Mar 05, 2014 |
Inside Out 80: Honoring Parents
We know the Ten Commandments---I hope not just because we caught Charlton Heston hoisting stone tablets in the 1956 Paramount classic. All of the Big Ten need our attention (what does it really mean to keep the Sabbath holy?), but Number Five may be coming to mind more and more as the American population ages: “Honor your father and your mother, so that you may live long in the land the Lord your God is giving you” (Exodus 20:12, NIV).
How do we honor our parents, today, as adults? People are living longer, and in our smaller families there are fewer children to provide needed care. What does it look like to honor the eldest of our elders? How do we relate to our parents as they move into their 80s and 90s---and perhaps into our guest rooms or an assisted living center across town?
I confess that when I think of honoring my parents I regress to my years of Clearasil and a wire retainer. I knew then not to talk back to my mother and to follow through on what I promised. My parents expected me to keep my room neat and not complain so much about my weekly job of scrubbing bathrooms.
But God’s plan for how I should honor Mom and Dad---like all of His commands---has always been about something deeper than personal politeness and household hygiene. The honoring often requires sacrifice. Sometimes we bite our tongues. Sometimes we speak our minds. Even in the best of family relationships we need to acknowledge that this can be difficult. In the worst of family relationships it can feel overwhelming. The principles of honoring those who raised us---and the practical outworking of these principles---are stretching an entire generation as it begins to learn how to parent the parents.
Reminding us that God’s command to honor our parents is packaged with a promise is Mollie Ziegler Hemingway.
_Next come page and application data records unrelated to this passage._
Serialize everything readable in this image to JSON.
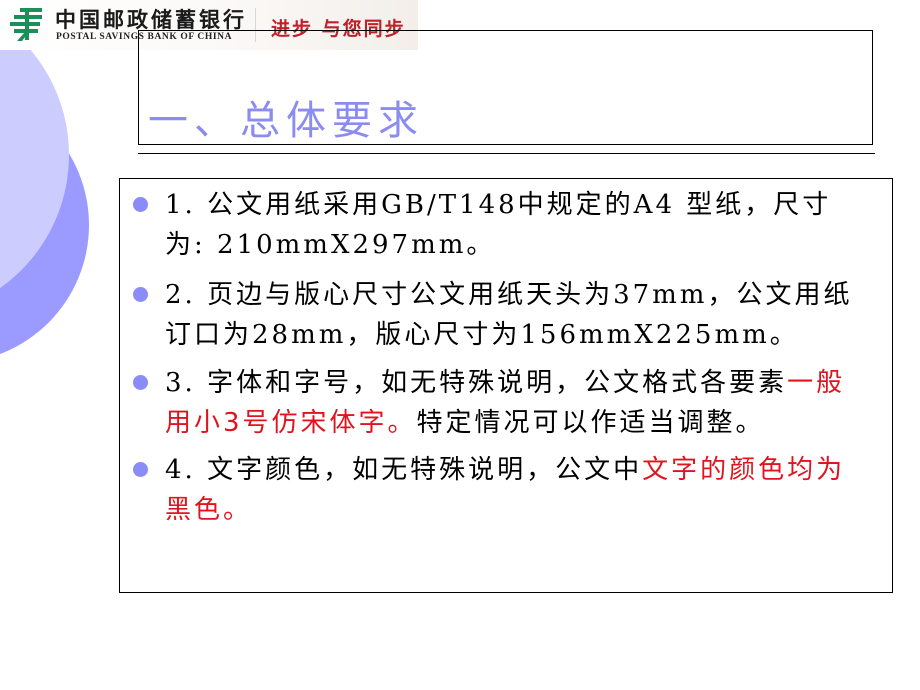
{
  "header": {
    "bank_name_cn": "中国邮政储蓄银行",
    "bank_name_en": "POSTAL SAVINGS BANK OF CHINA",
    "slogan": "进步 与您同步",
    "logo_icon": "postal-logo-icon",
    "logo_color": "#1a8f5a"
  },
  "slide": {
    "title": "一、总体要求",
    "title_color": "#8c8cf0",
    "accent_color": "#e0141e",
    "items": [
      {
        "segments": [
          {
            "text": "1. 公文用纸采用GB/T148中规定的A4 型纸，尺寸为: 210mmX297mm。",
            "highlight": false
          }
        ]
      },
      {
        "segments": [
          {
            "text": "2. 页边与版心尺寸公文用纸天头为37mm，公文用纸订口为28mm，版心尺寸为156mmX225mm。",
            "highlight": false
          }
        ]
      },
      {
        "segments": [
          {
            "text": "3. 字体和字号，如无特殊说明，公文格式各要素",
            "highlight": false
          },
          {
            "text": "一般用小3号仿宋体字。",
            "highlight": true
          },
          {
            "text": "特定情况可以作适当调整。",
            "highlight": false
          }
        ]
      },
      {
        "segments": [
          {
            "text": "4. 文字颜色，如无特殊说明，公文中",
            "highlight": false
          },
          {
            "text": "文字的颜色均为黑色。",
            "highlight": true
          }
        ]
      }
    ]
  }
}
Mollie is the author of Losing Our Religion and a contributor to GetReligion.com. She also writes a column for “Christianity Today.” Join us for this podcast about sacrifice, balance, and the conversations we can be having now with our folks. For more of what Mollie has to say, follow this link to her 2009 “Throwing Inkwells” column “‘Honor Thy Father and Mother’ for Grownups: Or, How Not to be a Deadbeat Son or Daughter.”